## WHAT YOU WILL DO
Print the full listing below exactly, keeping every character as it stands.

════════════════════

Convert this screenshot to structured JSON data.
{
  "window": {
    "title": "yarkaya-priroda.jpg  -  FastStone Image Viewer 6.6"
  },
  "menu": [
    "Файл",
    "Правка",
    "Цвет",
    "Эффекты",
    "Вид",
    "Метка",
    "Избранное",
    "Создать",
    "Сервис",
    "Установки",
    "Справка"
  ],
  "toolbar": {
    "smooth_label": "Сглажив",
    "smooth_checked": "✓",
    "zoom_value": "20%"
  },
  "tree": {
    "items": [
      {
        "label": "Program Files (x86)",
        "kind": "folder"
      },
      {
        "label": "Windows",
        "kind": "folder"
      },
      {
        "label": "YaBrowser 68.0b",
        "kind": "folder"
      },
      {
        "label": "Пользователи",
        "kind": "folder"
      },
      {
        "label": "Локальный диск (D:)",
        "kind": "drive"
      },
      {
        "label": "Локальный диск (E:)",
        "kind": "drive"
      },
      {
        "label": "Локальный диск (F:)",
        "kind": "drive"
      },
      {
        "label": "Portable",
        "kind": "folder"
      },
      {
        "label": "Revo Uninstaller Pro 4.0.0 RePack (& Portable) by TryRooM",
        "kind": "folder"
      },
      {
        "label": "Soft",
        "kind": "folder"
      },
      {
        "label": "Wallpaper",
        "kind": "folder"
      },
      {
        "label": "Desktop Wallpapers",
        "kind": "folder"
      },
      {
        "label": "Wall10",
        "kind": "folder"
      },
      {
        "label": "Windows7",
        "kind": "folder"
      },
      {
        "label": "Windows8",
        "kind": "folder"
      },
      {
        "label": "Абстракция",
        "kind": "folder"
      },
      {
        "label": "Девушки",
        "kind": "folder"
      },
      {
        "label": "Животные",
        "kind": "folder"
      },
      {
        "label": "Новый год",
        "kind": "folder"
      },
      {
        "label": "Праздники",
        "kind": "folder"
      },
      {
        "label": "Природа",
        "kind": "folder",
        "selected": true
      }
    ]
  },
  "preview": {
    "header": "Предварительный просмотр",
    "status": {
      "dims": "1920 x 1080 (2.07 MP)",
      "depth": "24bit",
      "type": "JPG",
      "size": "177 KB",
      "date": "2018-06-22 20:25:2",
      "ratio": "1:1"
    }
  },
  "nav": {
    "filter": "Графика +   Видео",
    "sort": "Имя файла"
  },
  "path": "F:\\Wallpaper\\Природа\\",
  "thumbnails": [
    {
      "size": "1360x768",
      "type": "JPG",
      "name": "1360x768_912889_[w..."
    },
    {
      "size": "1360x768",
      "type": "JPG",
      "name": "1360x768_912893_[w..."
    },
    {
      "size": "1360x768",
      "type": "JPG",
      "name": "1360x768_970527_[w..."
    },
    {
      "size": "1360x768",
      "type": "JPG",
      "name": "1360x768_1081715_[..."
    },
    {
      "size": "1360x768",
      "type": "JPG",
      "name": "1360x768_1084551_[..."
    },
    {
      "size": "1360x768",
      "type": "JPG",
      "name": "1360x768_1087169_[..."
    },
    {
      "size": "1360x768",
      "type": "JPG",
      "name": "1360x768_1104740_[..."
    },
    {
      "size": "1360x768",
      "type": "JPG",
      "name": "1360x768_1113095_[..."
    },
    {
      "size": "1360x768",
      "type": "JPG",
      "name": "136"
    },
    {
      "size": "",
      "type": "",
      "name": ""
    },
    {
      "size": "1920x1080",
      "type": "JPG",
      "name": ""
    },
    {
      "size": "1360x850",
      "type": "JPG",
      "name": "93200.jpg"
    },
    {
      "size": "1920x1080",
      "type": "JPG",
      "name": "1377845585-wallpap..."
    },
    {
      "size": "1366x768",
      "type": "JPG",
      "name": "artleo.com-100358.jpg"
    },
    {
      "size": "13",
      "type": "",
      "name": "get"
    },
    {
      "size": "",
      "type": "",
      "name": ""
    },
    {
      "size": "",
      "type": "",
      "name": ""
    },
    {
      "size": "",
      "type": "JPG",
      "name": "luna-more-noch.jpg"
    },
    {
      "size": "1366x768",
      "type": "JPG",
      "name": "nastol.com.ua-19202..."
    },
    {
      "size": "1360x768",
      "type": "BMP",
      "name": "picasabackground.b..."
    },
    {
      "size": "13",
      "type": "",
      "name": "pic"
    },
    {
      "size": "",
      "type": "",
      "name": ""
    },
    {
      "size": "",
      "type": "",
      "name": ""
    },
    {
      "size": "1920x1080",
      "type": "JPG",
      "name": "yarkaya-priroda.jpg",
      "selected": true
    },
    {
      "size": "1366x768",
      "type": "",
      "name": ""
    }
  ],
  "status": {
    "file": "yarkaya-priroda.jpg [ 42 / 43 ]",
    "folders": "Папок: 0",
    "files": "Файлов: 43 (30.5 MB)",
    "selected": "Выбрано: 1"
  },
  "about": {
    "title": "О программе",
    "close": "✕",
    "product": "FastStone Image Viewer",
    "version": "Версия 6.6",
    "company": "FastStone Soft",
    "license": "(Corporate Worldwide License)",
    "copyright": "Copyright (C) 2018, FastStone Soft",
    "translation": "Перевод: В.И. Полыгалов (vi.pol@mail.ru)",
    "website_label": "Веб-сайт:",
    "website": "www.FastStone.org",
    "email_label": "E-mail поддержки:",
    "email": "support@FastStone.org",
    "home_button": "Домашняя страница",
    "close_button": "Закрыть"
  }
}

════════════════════

## EXERCISE RESPONSE
Convert this screenshot to structured JSON data.
{
  "window": {
    "title": "yarkaya-priroda.jpg  -  FastStone Image Viewer 6.6"
  },
  "menu": [
    "Файл",
    "Правка",
    "Цвет",
    "Эффекты",
    "Вид",
    "Метка",
    "Избранное",
    "Создать",
    "Сервис",
    "Установки",
    "Справка"
  ],
  "toolbar": {
    "smooth_label": "Сглажив",
    "smooth_checked": "✓",
    "zoom_value": "20%"
  },
  "tree": {
    "items": [
      {
        "label": "Program Files (x86)",
        "kind": "folder"
      },
      {
        "label": "Windows",
        "kind": "folder"
      },
      {
        "label": "YaBrowser 68.0b",
        "kind": "folder"
      },
      {
        "label": "Пользователи",
        "kind": "folder"
      },
      {
        "label": "Локальный диск (D:)",
        "kind": "drive"
      },
      {
        "label": "Локальный диск (E:)",
        "kind": "drive"
      },
      {
        "label": "Локальный диск (F:)",
        "kind": "drive"
      },
      {
        "label": "Portable",
        "kind": "folder"
      },
      {
        "label": "Revo Uninstaller Pro 4.0.0 RePack (& Portable) by TryRooM",
        "kind": "folder"
      },
      {
        "label": "Soft",
        "kind": "folder"
      },
      {
        "label": "Wallpaper",
        "kind": "folder"
      },
      {
        "label": "Desktop Wallpapers",
        "kind": "folder"
      },
      {
        "label": "Wall10",
        "kind": "folder"
      },
      {
        "label": "Windows7",
        "kind": "folder"
      },
      {
        "label": "Windows8",
        "kind": "folder"
      },
      {
        "label": "Абстракция",
        "kind": "folder"
      },
      {
        "label": "Девушки",
        "kind": "folder"
      },
      {
        "label": "Животные",
        "kind": "folder"
      },
      {
        "label": "Новый год",
        "kind": "folder"
      },
      {
        "label": "Праздники",
        "kind": "folder"
      },
      {
        "label": "Природа",
        "kind": "folder",
        "selected": true
      }
    ]
  },
  "preview": {
    "header": "Предварительный просмотр",
    "status": {
      "dims": "1920 x 1080 (2.07 MP)",
      "depth": "24bit",
      "type": "JPG",
      "size": "177 KB",
      "date": "2018-06-22 20:25:2",
      "ratio": "1:1"
    }
  },
  "nav": {
    "filter": "Графика +   Видео",
    "sort": "Имя файла"
  },
  "path": "F:\\Wallpaper\\Природа\\",
  "thumbnails": [
    {
      "size": "1360x768",
      "type": "JPG",
      "name": "1360x768_912889_[w..."
    },
    {
      "size": "1360x768",
      "type": "JPG",
      "name": "1360x768_912893_[w..."
    },
    {
      "size": "1360x768",
      "type": "JPG",
      "name": "1360x768_970527_[w..."
    },
    {
      "size": "1360x768",
      "type": "JPG",
      "name": "1360x768_1081715_[..."
    },
    {
      "size": "1360x768",
      "type": "JPG",
      "name": "1360x768_1084551_[..."
    },
    {
      "size": "1360x768",
      "type": "JPG",
      "name": "1360x768_1087169_[..."
    },
    {
      "size": "1360x768",
      "type": "JPG",
      "name": "1360x768_1104740_[..."
    },
    {
      "size": "1360x768",
      "type": "JPG",
      "name": "1360x768_1113095_[..."
    },
    {
      "size": "1360x768",
      "type": "JPG",
      "name": "136"
    },
    {
      "size": "",
      "type": "",
      "name": ""
    },
    {
      "size": "1920x1080",
      "type": "JPG",
      "name": ""
    },
    {
      "size": "1360x850",
      "type": "JPG",
      "name": "93200.jpg"
    },
    {
      "size": "1920x1080",
      "type": "JPG",
      "name": "1377845585-wallpap..."
    },
    {
      "size": "1366x768",
      "type": "JPG",
      "name": "artleo.com-100358.jpg"
    },
    {
      "size": "13",
      "type": "",
      "name": "get"
    },
    {
      "size": "",
      "type": "",
      "name": ""
    },
    {
      "size": "",
      "type": "",
      "name": ""
    },
    {
      "size": "",
      "type": "JPG",
      "name": "luna-more-noch.jpg"
    },
    {
      "size": "1366x768",
      "type": "JPG",
      "name": "nastol.com.ua-19202..."
    },
    {
      "size": "1360x768",
      "type": "BMP",
      "name": "picasabackground.b..."
    },
    {
      "size": "13",
      "type": "",
      "name": "pic"
    },
    {
      "size": "",
      "type": "",
      "name": ""
    },
    {
      "size": "",
      "type": "",
      "name": ""
    },
    {
      "size": "1920x1080",
      "type": "JPG",
      "name": "yarkaya-priroda.jpg",
      "selected": true
    },
    {
      "size": "1366x768",
      "type": "",
      "name": ""
    }
  ],
  "status": {
    "file": "yarkaya-priroda.jpg [ 42 / 43 ]",
    "folders": "Папок: 0",
    "files": "Файлов: 43 (30.5 MB)",
    "selected": "Выбрано: 1"
  },
  "about": {
    "title": "О программе",
    "close": "✕",
    "product": "FastStone Image Viewer",
    "version": "Версия 6.6",
    "company": "FastStone Soft",
    "license": "(Corporate Worldwide License)",
    "copyright": "Copyright (C) 2018, FastStone Soft",
    "translation": "Перевод: В.И. Полыгалов (vi.pol@mail.ru)",
    "website_label": "Веб-сайт:",
    "website": "www.FastStone.org",
    "email_label": "E-mail поддержки:",
    "email": "support@FastStone.org",
    "home_button": "Домашняя страница",
    "close_button": "Закрыть"
  }
}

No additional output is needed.